The Wisconsin Supreme Court is scheduled to hear oral arguments on Oct. 23 on whether the state's domestic partner registry is unconstitutional.
The registry grants same-sex couples some legal rights.
Members of a Christian right wing group, the Wisconsin Family Action, filed a lawsuit in 2010 alleging the registry violates a 2006 state constitutional amendment banning gay marriage or anything substantially similar.
Lambda Legal, representing Fair Wisconsin and five same-sex couples, is defending the registry against the challenge.
"The domestic partnership law in Wisconsin is without question constitutional. The limited protections provided by domestic partnerships are a far cry from the significant rights, benefits and responsibilities associated with marriage. To suggest that that the two types of relationships are impermissibly similar is an antigay stretch of the imagination," Lambda senior staff attorney Christopher Clark said in a statement.
A state appeals court upheld the registry last year, noting married couples enjoy many rights that registrants don't.
Last week, the ACLU of Wisconsin filed a friend of the court brief supporting the registry and Lambda.
"The idea that domestic partnerships violate Wisconsin’s anti-marriage amendment is ridiculous," said Larry Dupuis, ACLU of Wisconsin legal director. "Domestic partnerships don’t create a legal status that is identical or even remotely similar to marriage."
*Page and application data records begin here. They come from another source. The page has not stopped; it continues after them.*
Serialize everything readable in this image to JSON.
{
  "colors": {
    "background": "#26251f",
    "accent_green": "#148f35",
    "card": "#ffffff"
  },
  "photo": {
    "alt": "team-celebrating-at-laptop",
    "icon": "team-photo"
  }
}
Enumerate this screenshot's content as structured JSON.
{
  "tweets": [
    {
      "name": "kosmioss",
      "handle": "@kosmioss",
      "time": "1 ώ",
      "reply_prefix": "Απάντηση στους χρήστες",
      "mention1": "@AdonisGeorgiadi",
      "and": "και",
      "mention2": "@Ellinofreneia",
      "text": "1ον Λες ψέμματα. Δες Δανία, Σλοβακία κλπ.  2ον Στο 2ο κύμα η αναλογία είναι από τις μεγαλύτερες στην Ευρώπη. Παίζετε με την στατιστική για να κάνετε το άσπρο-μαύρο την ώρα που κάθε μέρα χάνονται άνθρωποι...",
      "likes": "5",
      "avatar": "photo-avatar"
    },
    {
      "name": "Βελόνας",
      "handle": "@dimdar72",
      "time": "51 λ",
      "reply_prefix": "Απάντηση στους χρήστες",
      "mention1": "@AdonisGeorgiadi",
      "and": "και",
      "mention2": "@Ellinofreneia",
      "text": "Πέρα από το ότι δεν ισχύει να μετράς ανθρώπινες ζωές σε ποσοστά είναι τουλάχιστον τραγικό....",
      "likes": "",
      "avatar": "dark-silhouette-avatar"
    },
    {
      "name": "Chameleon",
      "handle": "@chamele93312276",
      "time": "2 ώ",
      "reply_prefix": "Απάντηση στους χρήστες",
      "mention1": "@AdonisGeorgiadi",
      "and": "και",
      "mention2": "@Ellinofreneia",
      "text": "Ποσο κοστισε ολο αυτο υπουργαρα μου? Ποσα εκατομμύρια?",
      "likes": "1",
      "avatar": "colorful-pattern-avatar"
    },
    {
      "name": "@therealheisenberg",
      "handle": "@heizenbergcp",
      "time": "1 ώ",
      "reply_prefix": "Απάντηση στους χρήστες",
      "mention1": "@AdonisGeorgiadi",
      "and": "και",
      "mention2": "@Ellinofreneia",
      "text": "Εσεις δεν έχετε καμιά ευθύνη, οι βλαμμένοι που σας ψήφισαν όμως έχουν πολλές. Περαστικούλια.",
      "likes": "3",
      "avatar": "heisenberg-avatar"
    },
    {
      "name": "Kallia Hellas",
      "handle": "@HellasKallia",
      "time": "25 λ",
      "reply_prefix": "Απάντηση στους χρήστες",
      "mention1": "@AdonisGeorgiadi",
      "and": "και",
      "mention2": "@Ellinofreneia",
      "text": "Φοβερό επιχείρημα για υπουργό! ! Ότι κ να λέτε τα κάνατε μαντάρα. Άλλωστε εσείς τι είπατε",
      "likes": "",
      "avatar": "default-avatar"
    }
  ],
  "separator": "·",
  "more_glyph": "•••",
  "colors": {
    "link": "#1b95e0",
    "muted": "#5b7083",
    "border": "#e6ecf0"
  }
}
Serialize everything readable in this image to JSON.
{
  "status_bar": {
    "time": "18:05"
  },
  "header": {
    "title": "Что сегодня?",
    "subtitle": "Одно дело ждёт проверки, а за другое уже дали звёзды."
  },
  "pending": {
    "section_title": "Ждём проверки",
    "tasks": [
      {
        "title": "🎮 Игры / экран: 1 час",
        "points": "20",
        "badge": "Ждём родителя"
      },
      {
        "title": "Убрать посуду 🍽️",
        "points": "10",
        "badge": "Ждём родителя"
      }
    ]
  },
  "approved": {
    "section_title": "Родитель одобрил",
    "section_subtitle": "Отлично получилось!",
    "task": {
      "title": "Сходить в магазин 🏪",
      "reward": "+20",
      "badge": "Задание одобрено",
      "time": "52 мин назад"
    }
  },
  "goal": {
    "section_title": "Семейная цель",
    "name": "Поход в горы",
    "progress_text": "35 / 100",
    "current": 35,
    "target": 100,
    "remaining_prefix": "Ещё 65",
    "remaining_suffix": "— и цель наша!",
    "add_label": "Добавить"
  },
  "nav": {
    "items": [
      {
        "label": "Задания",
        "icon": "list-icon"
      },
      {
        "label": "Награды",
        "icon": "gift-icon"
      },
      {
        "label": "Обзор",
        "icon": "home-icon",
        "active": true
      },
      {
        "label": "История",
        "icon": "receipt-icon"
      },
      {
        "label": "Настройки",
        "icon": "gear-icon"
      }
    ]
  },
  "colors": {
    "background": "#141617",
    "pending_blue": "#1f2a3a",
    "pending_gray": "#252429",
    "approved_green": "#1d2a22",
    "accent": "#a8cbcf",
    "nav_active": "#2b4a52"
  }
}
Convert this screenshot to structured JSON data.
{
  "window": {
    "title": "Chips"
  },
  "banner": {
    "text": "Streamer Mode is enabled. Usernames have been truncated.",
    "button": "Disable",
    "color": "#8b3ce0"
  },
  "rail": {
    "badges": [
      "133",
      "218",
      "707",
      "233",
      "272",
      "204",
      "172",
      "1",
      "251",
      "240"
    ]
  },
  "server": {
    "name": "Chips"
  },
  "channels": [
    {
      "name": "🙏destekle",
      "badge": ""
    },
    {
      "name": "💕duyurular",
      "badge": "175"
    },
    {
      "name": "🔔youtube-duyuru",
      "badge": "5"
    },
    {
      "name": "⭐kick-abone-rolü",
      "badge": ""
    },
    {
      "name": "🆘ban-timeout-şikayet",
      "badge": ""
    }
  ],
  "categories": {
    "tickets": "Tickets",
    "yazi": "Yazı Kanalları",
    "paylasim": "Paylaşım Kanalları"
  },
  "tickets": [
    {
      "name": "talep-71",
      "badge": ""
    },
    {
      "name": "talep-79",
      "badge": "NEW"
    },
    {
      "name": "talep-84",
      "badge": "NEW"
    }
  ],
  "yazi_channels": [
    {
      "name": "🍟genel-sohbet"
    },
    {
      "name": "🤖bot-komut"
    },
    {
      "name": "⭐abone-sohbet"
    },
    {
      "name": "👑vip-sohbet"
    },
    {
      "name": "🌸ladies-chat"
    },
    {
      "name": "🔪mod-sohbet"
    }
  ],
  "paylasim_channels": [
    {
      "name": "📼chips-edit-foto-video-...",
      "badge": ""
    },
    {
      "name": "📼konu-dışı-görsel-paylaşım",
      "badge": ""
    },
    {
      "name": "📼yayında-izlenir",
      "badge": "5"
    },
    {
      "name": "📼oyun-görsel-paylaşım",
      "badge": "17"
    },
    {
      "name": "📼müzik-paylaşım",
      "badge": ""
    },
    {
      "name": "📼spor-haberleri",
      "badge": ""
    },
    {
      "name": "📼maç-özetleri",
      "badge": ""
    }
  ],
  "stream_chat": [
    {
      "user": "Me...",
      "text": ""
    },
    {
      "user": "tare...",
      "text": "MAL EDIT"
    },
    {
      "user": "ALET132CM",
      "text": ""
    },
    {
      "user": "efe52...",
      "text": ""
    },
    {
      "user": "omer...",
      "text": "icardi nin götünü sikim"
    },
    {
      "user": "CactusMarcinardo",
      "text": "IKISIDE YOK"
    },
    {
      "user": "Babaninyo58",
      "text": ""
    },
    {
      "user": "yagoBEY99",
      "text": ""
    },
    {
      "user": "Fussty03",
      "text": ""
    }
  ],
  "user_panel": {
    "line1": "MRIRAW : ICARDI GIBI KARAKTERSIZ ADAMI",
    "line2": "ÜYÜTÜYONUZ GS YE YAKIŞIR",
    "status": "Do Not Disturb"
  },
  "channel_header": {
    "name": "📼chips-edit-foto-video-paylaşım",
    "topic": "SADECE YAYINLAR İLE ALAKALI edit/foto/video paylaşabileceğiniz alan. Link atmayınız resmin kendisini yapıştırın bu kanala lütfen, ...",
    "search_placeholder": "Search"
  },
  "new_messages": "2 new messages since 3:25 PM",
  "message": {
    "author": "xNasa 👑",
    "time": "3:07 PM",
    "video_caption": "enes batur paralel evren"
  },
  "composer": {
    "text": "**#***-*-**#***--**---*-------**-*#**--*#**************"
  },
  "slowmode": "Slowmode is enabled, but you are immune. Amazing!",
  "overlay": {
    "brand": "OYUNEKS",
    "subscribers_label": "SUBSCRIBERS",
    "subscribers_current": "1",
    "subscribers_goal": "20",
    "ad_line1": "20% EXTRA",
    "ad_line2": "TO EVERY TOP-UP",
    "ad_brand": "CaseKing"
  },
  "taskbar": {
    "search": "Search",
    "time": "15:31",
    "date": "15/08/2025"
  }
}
The court is expected to hear oral arguments on Wednesday afternoon in Madison.